Blessings and Jewish Ethics
Why don't we say a blessing before we do a good deed?
Excerpted from “Blessings and Ethics: The Spiritual Life of Justice” in Conservative Judaism 49:4 (Summer 1997), 50-58 © The Rabbinical Assembly. Used by permission. This abridgement is adapted from one provided by SocialAction.com.
Judaism’s insistence on righteousness is what has drawn many of us to its vision of God, but in practice we appear to turn away from God when we attend to the human needs facing us.
Before just about every recognizably “religious” act, we say a blessing. But before we give money to the poor, or visit the sick, or help a couple celebrate their marriage: silence. Why? Some have suggested adding blessings to bring to the fore what has become the forgotten background to these moments.
What Are Blessings?
Berakhot are our primary vehicle for ritualizing and concretizing our encounter with God. And so we say “Barukh atah, Blessed are You...who creates the fruit of the tree” before eating the apple. But having said that, what have we said? Or rather, what have we done?
Blessings are moments of praise, aren’t they? While this represents perhaps the most common understanding, the idea that we might be commanded to praise God raises questions itself. Why should God need our praise? On the other hand, could any praise we give God be enough? A classic rabbinic view is that the praise functions as a kind of “payment” for the pleasure we get out of the world. But just what kind of payment is a berakhah?
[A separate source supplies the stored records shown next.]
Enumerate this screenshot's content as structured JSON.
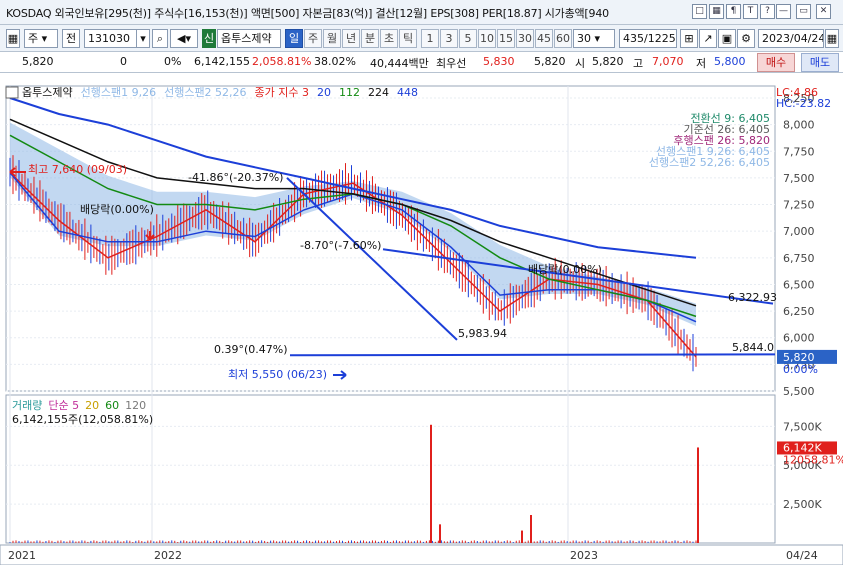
{
  "info_bar": {
    "text": "KOSDAQ 외국인보유[295(천)] 주식수[16,153(천)] 액면[500] 자본금[83(억)] 결산[12월] EPS[308] PER[18.87] 시가총액[940",
    "icons": [
      "window-icon",
      "grid-icon",
      "pin-icon",
      "text-icon",
      "help-icon",
      "minimize-icon",
      "restore-icon",
      "close-icon"
    ],
    "icon_labels": [
      "□",
      "▦",
      "¶",
      "T",
      "?",
      "—",
      "▭",
      "✕"
    ]
  },
  "toolbar": {
    "type_select": "주",
    "type_btn": "전",
    "code": "131030",
    "market_badge": "신",
    "stock_name": "옵투스제약",
    "periods": [
      "일",
      "주",
      "월",
      "년",
      "분",
      "초",
      "틱"
    ],
    "selected_period": "일",
    "intervals": [
      "1",
      "3",
      "5",
      "10",
      "15",
      "30",
      "45",
      "60"
    ],
    "interval_select": "30",
    "page_count": "435",
    "page_total": "/1225",
    "date": "2023/04/24"
  },
  "quote": {
    "price": "5,820",
    "change": "0",
    "change_pct": "0%",
    "volume": "6,142,155",
    "volume_ratio": "2,058.81%",
    "turnover": "38.02%",
    "amount": "40,444백만",
    "sell_label": "최우선",
    "best_ask": "5,830",
    "best_bid": "5,820",
    "open_label": "시",
    "open": "5,820",
    "high_label": "고",
    "high": "7,070",
    "low_label": "저",
    "low": "5,800",
    "buy_button": "매수",
    "sell_button": "매도"
  },
  "price_pane": {
    "legend": [
      {
        "text": "옵투스제약",
        "color": "#111111"
      },
      {
        "text": "선행스팬1 9,26",
        "color": "#8fb8e6"
      },
      {
        "text": "선행스팬2 52,26",
        "color": "#8fb8e6"
      },
      {
        "text": "종가 지수 3",
        "color": "#e0201c"
      },
      {
        "text": "20",
        "color": "#1c3fd8"
      },
      {
        "text": "112",
        "color": "#138a13"
      },
      {
        "text": "224",
        "color": "#111111"
      },
      {
        "text": "448",
        "color": "#1c3fd8"
      }
    ],
    "lc": "LC:4.86",
    "hc": "HC:-23.82",
    "ichimoku_labels": [
      {
        "text": "전환선 9: 6,405",
        "color": "#1f8a6a"
      },
      {
        "text": "기준선 26: 6,405",
        "color": "#5a5a5a"
      },
      {
        "text": "후행스팬 26: 5,820",
        "color": "#a0287a"
      },
      {
        "text": "선행스팬1 9,26: 6,405",
        "color": "#8fb8e6"
      },
      {
        "text": "선행스팬2 52,26: 6,405",
        "color": "#8fb8e6"
      }
    ],
    "annotations": [
      {
        "text": "최고 7,640 (09/03)",
        "color": "#e0201c"
      },
      {
        "text": "최저 5,550 (06/23)",
        "color": "#1c3fd8"
      },
      {
        "text": "배당락(0.00%)",
        "color": "#111111"
      },
      {
        "text": "배당락(0.00%)",
        "color": "#111111"
      },
      {
        "text": "-41.86°(-20.37%)",
        "color": "#111111"
      },
      {
        "text": "-8.70°(-7.60%)",
        "color": "#111111"
      },
      {
        "text": "5,983.94",
        "color": "#111111"
      },
      {
        "text": "0.39°(0.47%)",
        "color": "#111111"
      },
      {
        "text": "6,322.93",
        "color": "#111111"
      },
      {
        "text": "5,844.0",
        "color": "#111111"
      }
    ],
    "price_tag": "5,820",
    "price_tag_pct": "0.00%"
  },
  "volume_pane": {
    "legend": [
      {
        "text": "거래량",
        "color": "#2b9a9a"
      },
      {
        "text": "단순 5",
        "color": "#c0309a"
      },
      {
        "text": "20",
        "color": "#c8a000"
      },
      {
        "text": "60",
        "color": "#138a13"
      },
      {
        "text": "120",
        "color": "#7a7a7a"
      }
    ],
    "value_text": "6,142,155주(12,058.81%)",
    "tag": "6,142K",
    "tag_pct": "12058.81%"
  },
  "date_axis": [
    "2021",
    "2022",
    "2023",
    "04/24"
  ],
  "chart_data": [
    {
      "type": "line",
      "name": "price",
      "ylim": [
        5500,
        8250
      ],
      "yticks": [
        5500,
        5750,
        6000,
        6250,
        6500,
        6750,
        7000,
        7250,
        7500,
        7750,
        8000,
        8250
      ],
      "x_dates": [
        "2021-01",
        "2021-03",
        "2021-05",
        "2021-07",
        "2021-09",
        "2021-11",
        "2022-01",
        "2022-03",
        "2022-05",
        "2022-07",
        "2022-09",
        "2022-11",
        "2023-01",
        "2023-03",
        "2023-04-24"
      ],
      "series": [
        {
          "name": "종가 지수 3",
          "color": "#e0201c",
          "values": [
            7550,
            7100,
            6750,
            6950,
            7200,
            6900,
            7350,
            7450,
            7150,
            6700,
            6250,
            6550,
            6500,
            6350,
            5820
          ]
        },
        {
          "name": "20",
          "color": "#1c3fd8",
          "values": [
            7550,
            7000,
            6900,
            6900,
            7000,
            6950,
            7200,
            7350,
            7200,
            6850,
            6400,
            6450,
            6450,
            6350,
            6150
          ]
        },
        {
          "name": "112",
          "color": "#138a13",
          "values": [
            7900,
            7650,
            7400,
            7250,
            7250,
            7200,
            7300,
            7350,
            7250,
            7050,
            6750,
            6550,
            6450,
            6350,
            6200
          ]
        },
        {
          "name": "224",
          "color": "#111111",
          "values": [
            8050,
            7850,
            7650,
            7500,
            7450,
            7400,
            7400,
            7350,
            7250,
            7100,
            6900,
            6750,
            6600,
            6450,
            6300
          ]
        },
        {
          "name": "448",
          "color": "#1c3fd8",
          "values": [
            8250,
            8100,
            8000,
            7850,
            7700,
            7600,
            7500,
            7400,
            7300,
            7200,
            7050,
            6950,
            6850,
            6800,
            6750
          ]
        }
      ]
    },
    {
      "type": "bar",
      "name": "volume",
      "ylim": [
        0,
        9000
      ],
      "yticks": [
        2500,
        5000,
        7500
      ],
      "unit": "K",
      "spikes": [
        {
          "date": "2022-09",
          "value": 7600
        },
        {
          "date": "2022-10",
          "value": 1200
        },
        {
          "date": "2023-01",
          "value": 1800
        },
        {
          "date": "2023-01",
          "value": 800
        },
        {
          "date": "2023-04-24",
          "value": 6142
        }
      ]
    }
  ]
}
Let us ask the question from the other direction. What kind of theft is it to do no more than other creatures do? We do not take the apple or the wheat out of God’s world, but we put it to use so that it sustains life, supporting that very world. And what sort of theft is it to enjoy the beauty of the rose, the smell of the wild rosemary? The answer is that it is indeed a theft, but not of property.
"Rav Helbo said that Rav Huna said: Anyone who knows that his fellow is accustomed to greet him, “Shalom,” should anticipate and greet him “Shalom” first, as it says, “Seek peace [shalom] and pursue it.” (Ps. 35:15). And if he does not even respond to a greeting, he is called a robber, as it says, “That which was robbed from the poor is in your houses.” (Isaiah 3:14) [Babylonian Talmud, Berakhot 6b]"
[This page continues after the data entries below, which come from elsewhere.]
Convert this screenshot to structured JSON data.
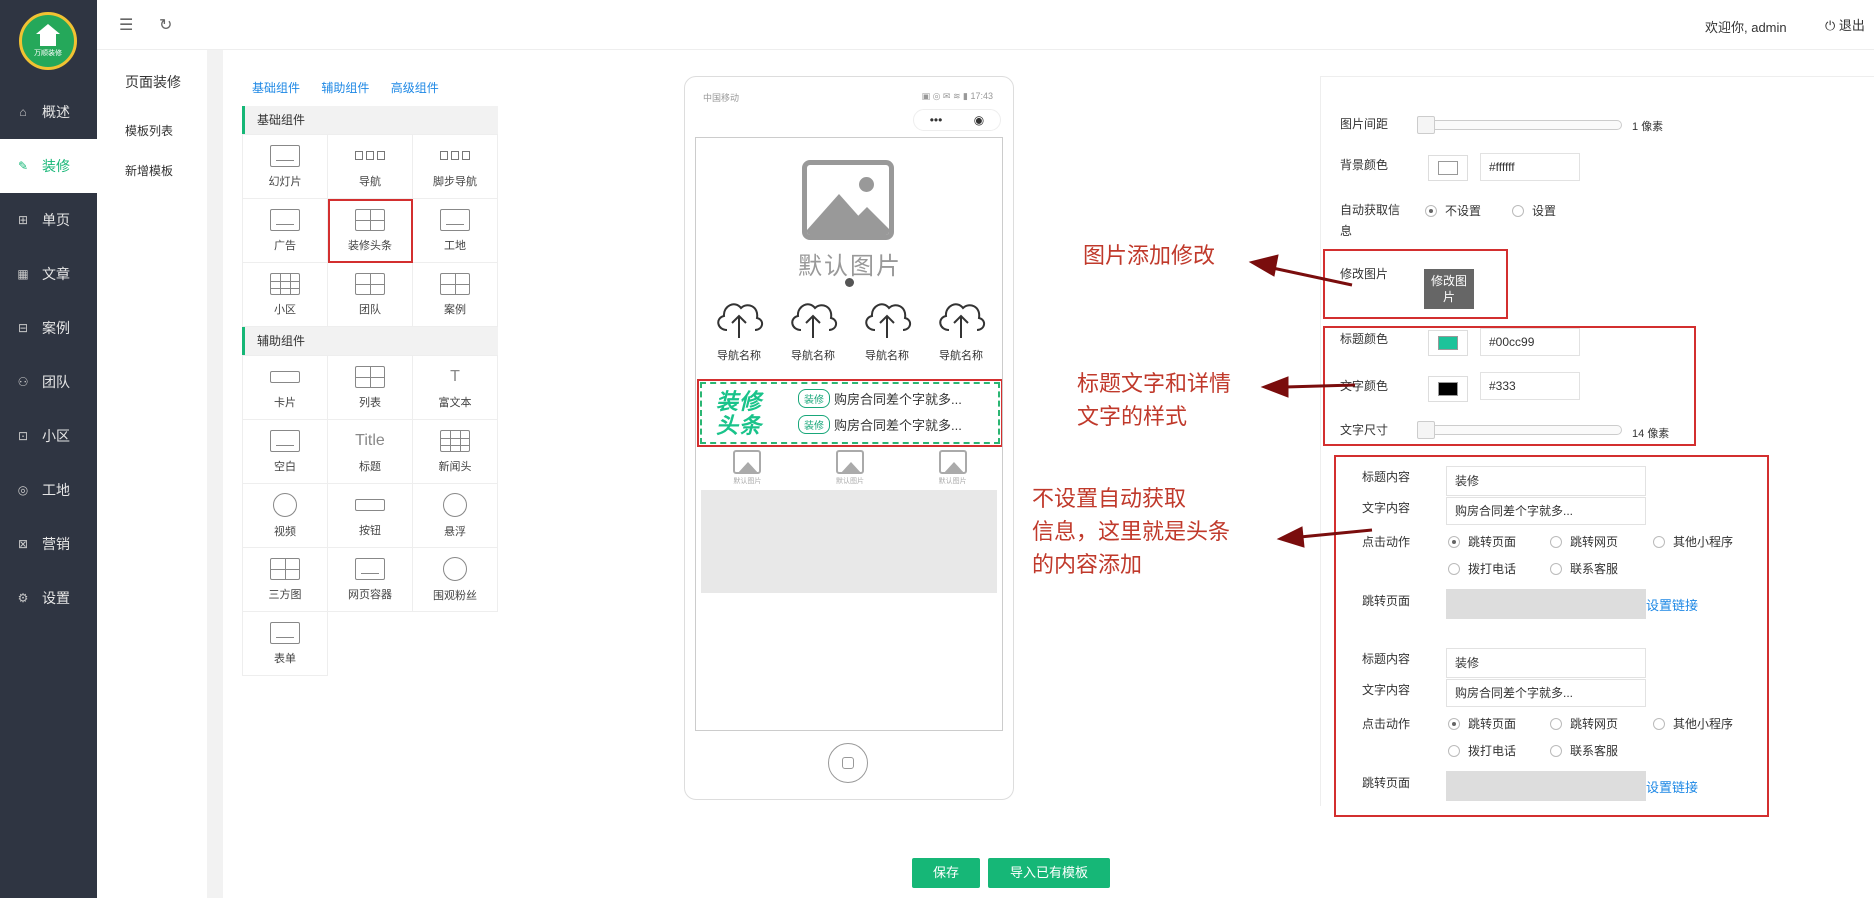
{
  "app": {
    "logo_text": "万顺装修",
    "welcome": "欢迎你, admin",
    "logout": "退出"
  },
  "sidebar": {
    "items": [
      {
        "label": "概述",
        "icon": "home-icon",
        "active": false
      },
      {
        "label": "装修",
        "icon": "brush-icon",
        "active": true
      },
      {
        "label": "单页",
        "icon": "gift-icon",
        "active": false
      },
      {
        "label": "文章",
        "icon": "grid-icon",
        "active": false
      },
      {
        "label": "案例",
        "icon": "layout-icon",
        "active": false
      },
      {
        "label": "团队",
        "icon": "user-icon",
        "active": false
      },
      {
        "label": "小区",
        "icon": "inbox-icon",
        "active": false
      },
      {
        "label": "工地",
        "icon": "location-icon",
        "active": false
      },
      {
        "label": "营销",
        "icon": "ticket-icon",
        "active": false
      },
      {
        "label": "设置",
        "icon": "gear-icon",
        "active": false
      }
    ]
  },
  "subnav": {
    "title": "页面装修",
    "items": [
      "模板列表",
      "新增模板"
    ]
  },
  "components": {
    "tabs": [
      "基础组件",
      "辅助组件",
      "高级组件"
    ],
    "basic_title": "基础组件",
    "basic": [
      "幻灯片",
      "导航",
      "脚步导航",
      "广告",
      "装修头条",
      "工地",
      "小区",
      "团队",
      "案例"
    ],
    "aux_title": "辅助组件",
    "aux": [
      "卡片",
      "列表",
      "富文本",
      "空白",
      "标题",
      "新闻头",
      "视频",
      "按钮",
      "悬浮",
      "三方图",
      "网页容器",
      "围观粉丝",
      "表单"
    ],
    "title_glyph": "Title"
  },
  "phone": {
    "carrier": "中国移动",
    "time": "17:43",
    "banner_caption": "默认图片",
    "nav_items": [
      "导航名称",
      "导航名称",
      "导航名称",
      "导航名称"
    ],
    "headline_logo_1": "装修",
    "headline_logo_2": "头条",
    "headline_rows": [
      {
        "tag": "装修",
        "text": "购房合同差个字就多..."
      },
      {
        "tag": "装修",
        "text": "购房合同差个字就多..."
      }
    ],
    "thumbs": [
      "默认图片",
      "默认图片",
      "默认图片"
    ]
  },
  "actions": {
    "save": "保存",
    "import": "导入已有模板"
  },
  "settings": {
    "img_spacing_label": "图片间距",
    "img_spacing_value": "1",
    "img_spacing_unit": "像素",
    "bg_color_label": "背景颜色",
    "bg_color_value": "#ffffff",
    "auto_info_label_1": "自动获取信",
    "auto_info_label_2": "息",
    "auto_opts": [
      "不设置",
      "设置"
    ],
    "modify_img_label": "修改图片",
    "modify_img_btn_1": "修改图",
    "modify_img_btn_2": "片",
    "title_color_label": "标题颜色",
    "title_color_value": "#00cc99",
    "text_color_label": "文字颜色",
    "text_color_value": "#333",
    "text_size_label": "文字尺寸",
    "text_size_value": "14",
    "text_size_unit": "像素",
    "colors": {
      "title": "#1dc39a",
      "text": "#000000",
      "bg": "#ffffff"
    },
    "items": [
      {
        "title_label": "标题内容",
        "title_value": "装修",
        "text_label": "文字内容",
        "text_value": "购房合同差个字就多...",
        "action_label": "点击动作",
        "actions": [
          "跳转页面",
          "跳转网页",
          "其他小程序",
          "拨打电话",
          "联系客服"
        ],
        "jump_label": "跳转页面",
        "link": "设置链接"
      },
      {
        "title_label": "标题内容",
        "title_value": "装修",
        "text_label": "文字内容",
        "text_value": "购房合同差个字就多...",
        "action_label": "点击动作",
        "actions": [
          "跳转页面",
          "跳转网页",
          "其他小程序",
          "拨打电话",
          "联系客服"
        ],
        "jump_label": "跳转页面",
        "link": "设置链接"
      }
    ]
  },
  "annotations": {
    "a1": "图片添加修改",
    "a2_1": "标题文字和详情",
    "a2_2": "文字的样式",
    "a3_1": "不设置自动获取",
    "a3_2": "信息，这里就是头条",
    "a3_3": "的内容添加"
  }
}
What has been stolen? That which even a pauper has to lose: his dignity. In offering a greeting, one proclaims the other
to be worthy of notice, worthy of some of his space. In refusing to return the greeting the other rejects the commonality of the first, even his humanity. Occupying the space of the greeter he yields no space of his own, and so deprives his fellow of what is by all rights his.